Rethinking 'Birdman'


Because of all the fuss about Birdman, I saw it again and must admit I have a lot more respect for it on the second try.

I think by original review was too concerned about the transitions between scenes of the past and mental action and shifting points of view, and I didn't concentrate on the scenes themselves, which seem to work together pretty clearly to represent the complexities of a complicated world full of complicated people trying to work together.

Birdman is not, however, constructed as if it were all one shot, like the documentary Russian Ark. There are some very long-held shots that cover a lot of stairways and hallways and crowds and individuals and linked scenes, emphasizing the simultaneity of action and situations in an interconnected world that theatre tries to represent in a few hours on stage or screen. But there are also clear cuts between camera angles and separate scenes, thought not as many as usual.

I wish I had realized that in New York, people pay good sums to watch rehearsals of plays that are still being written and revised, even in mid-performance. The ridiculousness of the Birdman costume outdoes anything even in the drive-in sci-fis of the 1950s and '60s, and the theatre critic is badly misused, and I don't know why Michael Keaton can move things by mere brain power, but otherwise everything fits together thematically pretty well.

There is no claim that Michael Keaton's character was ever anything more than a comic-book-type star, and his effort to revive his long-dormant career is perhaps futile, considering all the obstacles he faces. And the ambiguity of Emma Stone's last closeup doesn't commit to what she sees in either respect.
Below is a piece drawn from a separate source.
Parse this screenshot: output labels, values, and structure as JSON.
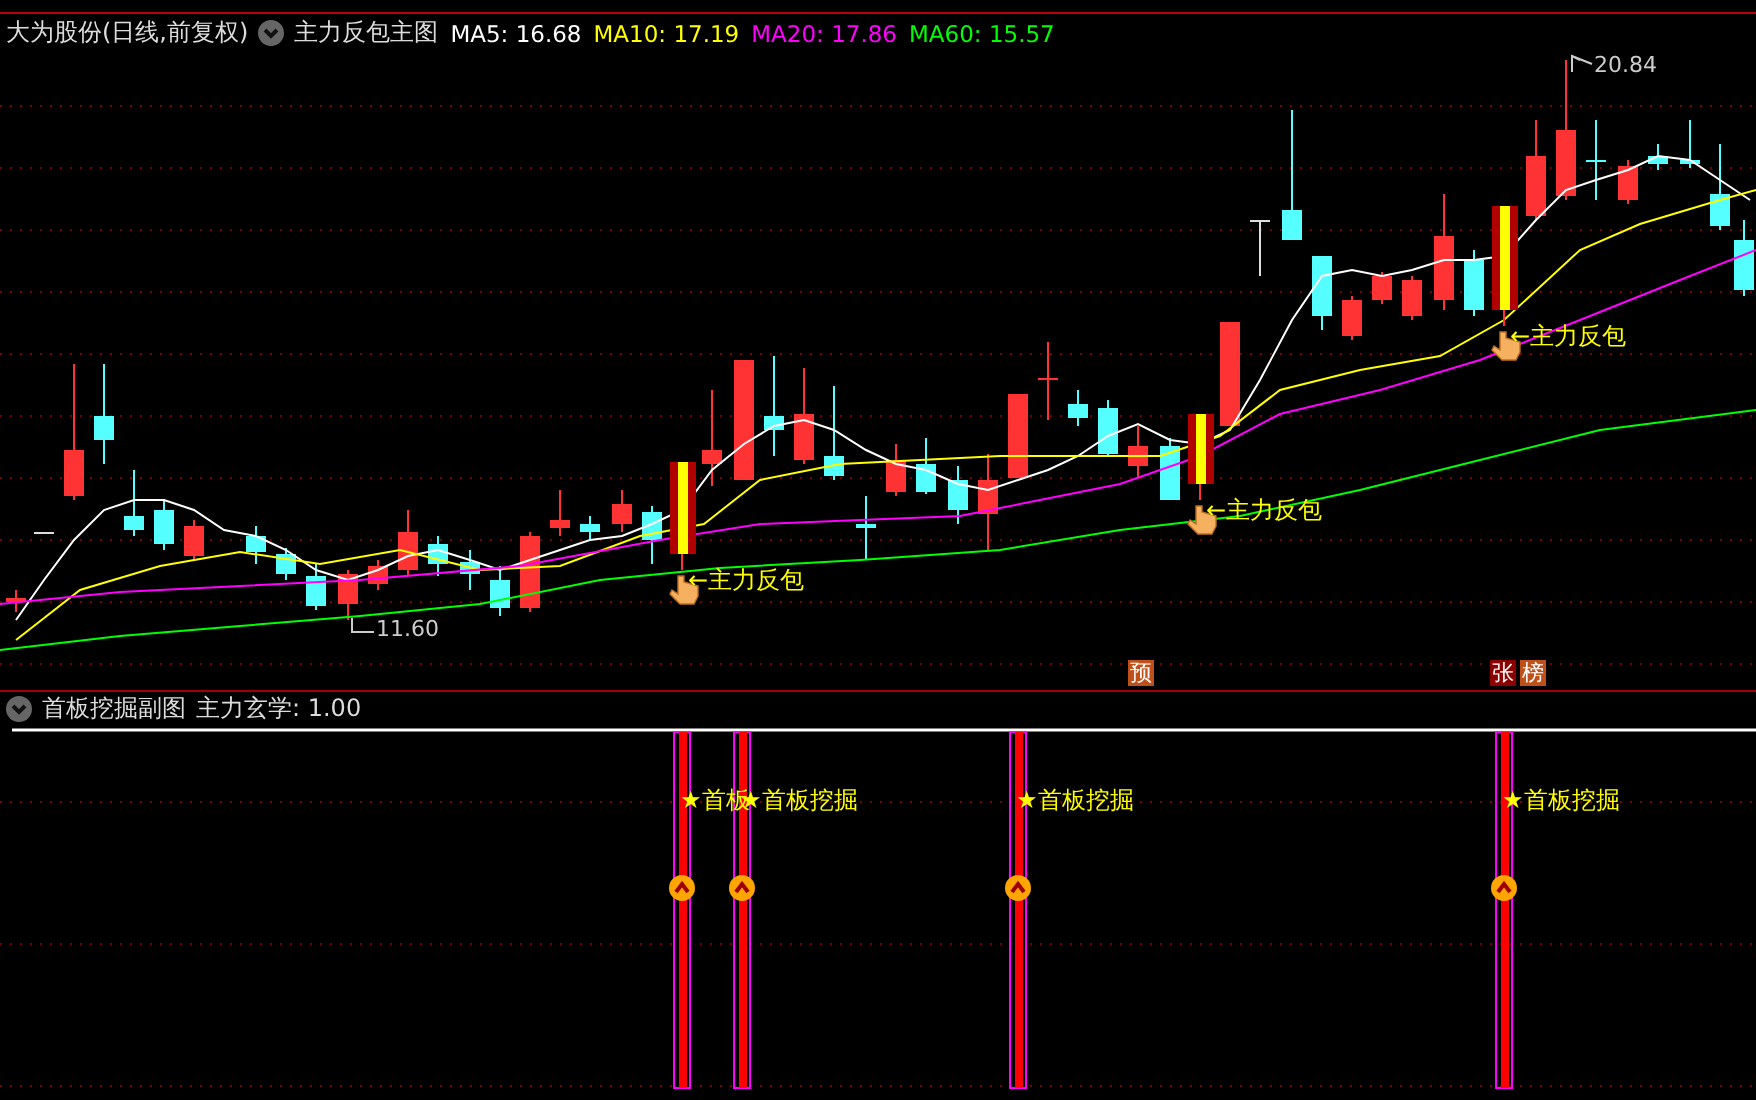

But thought it may be a little too artsy for its own good, Birdman is a lot better than I had thought.